Task description - Each line below must be printed again exactly.

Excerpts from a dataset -
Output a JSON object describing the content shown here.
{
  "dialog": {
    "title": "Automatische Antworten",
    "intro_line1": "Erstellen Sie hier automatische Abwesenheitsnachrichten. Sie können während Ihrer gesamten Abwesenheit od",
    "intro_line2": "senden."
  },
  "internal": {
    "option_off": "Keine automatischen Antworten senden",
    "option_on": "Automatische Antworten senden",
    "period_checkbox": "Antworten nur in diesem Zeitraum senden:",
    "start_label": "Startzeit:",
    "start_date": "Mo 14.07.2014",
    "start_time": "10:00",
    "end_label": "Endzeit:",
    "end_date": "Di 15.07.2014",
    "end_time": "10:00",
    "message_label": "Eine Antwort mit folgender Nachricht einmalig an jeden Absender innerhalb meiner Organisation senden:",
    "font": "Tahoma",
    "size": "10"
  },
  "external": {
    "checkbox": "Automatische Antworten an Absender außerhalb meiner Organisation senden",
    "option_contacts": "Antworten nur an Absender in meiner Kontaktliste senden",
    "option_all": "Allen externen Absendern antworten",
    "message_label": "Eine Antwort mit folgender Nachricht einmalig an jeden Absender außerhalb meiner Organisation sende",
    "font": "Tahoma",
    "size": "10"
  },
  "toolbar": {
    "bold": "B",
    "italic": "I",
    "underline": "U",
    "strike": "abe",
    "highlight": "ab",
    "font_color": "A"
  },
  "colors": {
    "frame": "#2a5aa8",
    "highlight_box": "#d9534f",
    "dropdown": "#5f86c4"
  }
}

Output of the task -
Output a JSON object describing the content shown here.
{
  "dialog": {
    "title": "Automatische Antworten",
    "intro_line1": "Erstellen Sie hier automatische Abwesenheitsnachrichten. Sie können während Ihrer gesamten Abwesenheit od",
    "intro_line2": "senden."
  },
  "internal": {
    "option_off": "Keine automatischen Antworten senden",
    "option_on": "Automatische Antworten senden",
    "period_checkbox": "Antworten nur in diesem Zeitraum senden:",
    "start_label": "Startzeit:",
    "start_date": "Mo 14.07.2014",
    "start_time": "10:00",
    "end_label": "Endzeit:",
    "end_date": "Di 15.07.2014",
    "end_time": "10:00",
    "message_label": "Eine Antwort mit folgender Nachricht einmalig an jeden Absender innerhalb meiner Organisation senden:",
    "font": "Tahoma",
    "size": "10"
  },
  "external": {
    "checkbox": "Automatische Antworten an Absender außerhalb meiner Organisation senden",
    "option_contacts": "Antworten nur an Absender in meiner Kontaktliste senden",
    "option_all": "Allen externen Absendern antworten",
    "message_label": "Eine Antwort mit folgender Nachricht einmalig an jeden Absender außerhalb meiner Organisation sende",
    "font": "Tahoma",
    "size": "10"
  },
  "toolbar": {
    "bold": "B",
    "italic": "I",
    "underline": "U",
    "strike": "abe",
    "highlight": "ab",
    "font_color": "A"
  },
  "colors": {
    "frame": "#2a5aa8",
    "highlight_box": "#d9534f",
    "dropdown": "#5f86c4"
  }
}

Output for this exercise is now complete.